Clearing marijuana offenses in N.J. is coming — if Murphy signs bill this time
Submitted by New Jersey Drug Crime Lawyer, Jeffrey Hark.
People convicted of marijuana offenses in New Jersey are closer to getting their records cleared, as the state Legislature voted Monday to pass an expungement bill.
“This move will make it possible for thousands of residents now and in the future to truly be able to turn the corner and not have long forgotten mistakes marking them like a ‘scarlet letter’ for the rest of their lives,” on of the measure’s sponsors, state Assemblywoman Annette Quijano, D-Union, said in a statement.
The bill passed the state Assembly 48-21 and the state Senate 22-15, marking the second time expungement legislation has cleared both chambers. Gov. Phil Murphy now must sign the measure for it to become law.
In August, Murphy, a Democrat, conditionally vetoed an expungement bill. He added new details for a “clean slate” automated process that would clear convictions and criminal records. It also mandated creation of an e-filing system, elimination of fees and $15 million to expand the workforce needed to process expungement petitions before the automated system is ready.
That automation is the “gold standard” of expungement law, officials have said. Only two other states, Pennsylvania and Utah, have similar laws.
Senate Democrats could have voted to concur with the governor’s changes, but instead introduced a new bill in September, further delaying the process.
Police have arrested nearly 1 million people in New Jersey on marijuana charges since 1990, according to the state judiciary. That gives the Garden State one of the highest marijuana arrest rates in the nation. If those convicted seek to clear their records, they face one of the most burdensome expungement systems in the country, as reported earlier this year by NJ Advance Media.
Some have criticized expungement, arguing it makes no sense to clear past convictions without decriminalizing pot to stop new arrests. Others argue that those charged years ago with marijuana offenses cannot wait any longer for the relief and opportunities a clean record brings.
Assemblywoman Serena DiMaso, R-Monmouth, criticized the bill, saying it goes too far in expunging marijuana offenses for possession of up to five pounds. She also said the $15 million allocated to the improvements seemed too high, given the state’s “budget woes.”

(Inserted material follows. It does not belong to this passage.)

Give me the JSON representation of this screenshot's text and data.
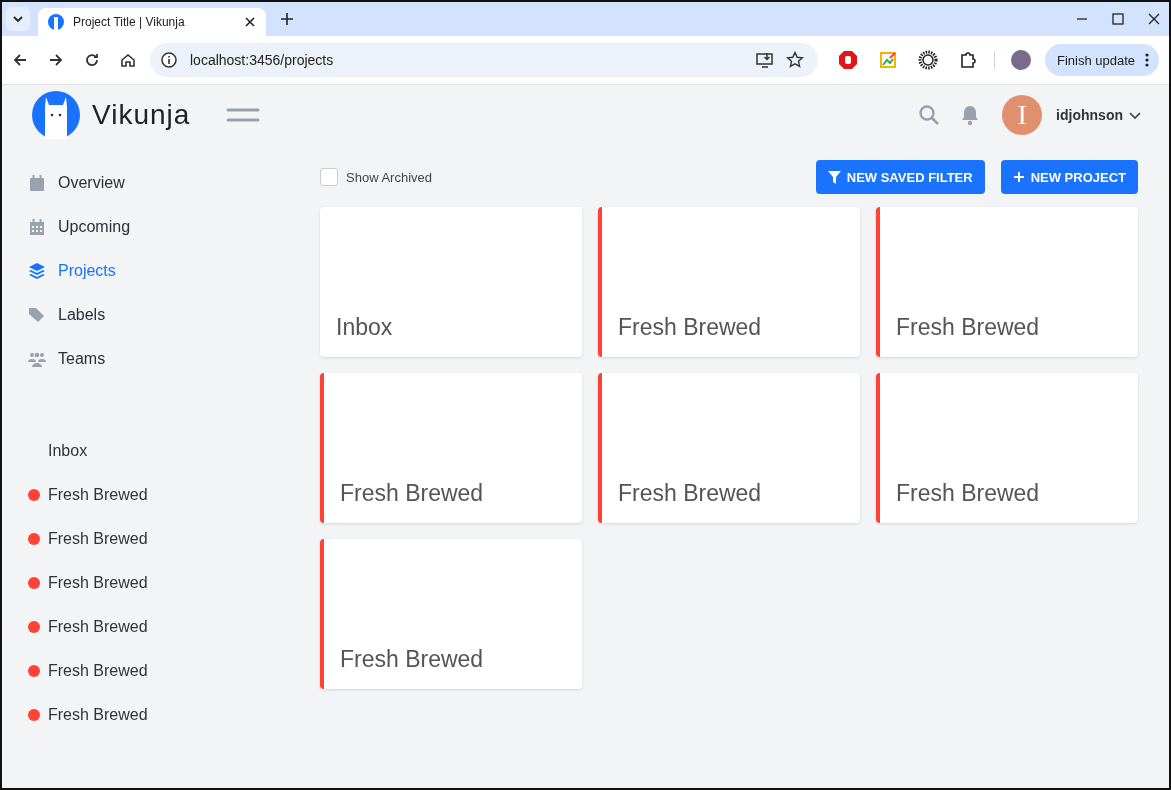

“This is a fight for social justice — for the many residents who need a clean slate,” said Assemblyman Jamel Holley, D-Union. “This legislation forges a path to real justice for over 2,000 eligible citizens and opens the doors to them for economic opportunity and a second chance.”
Originally published here by nj.com.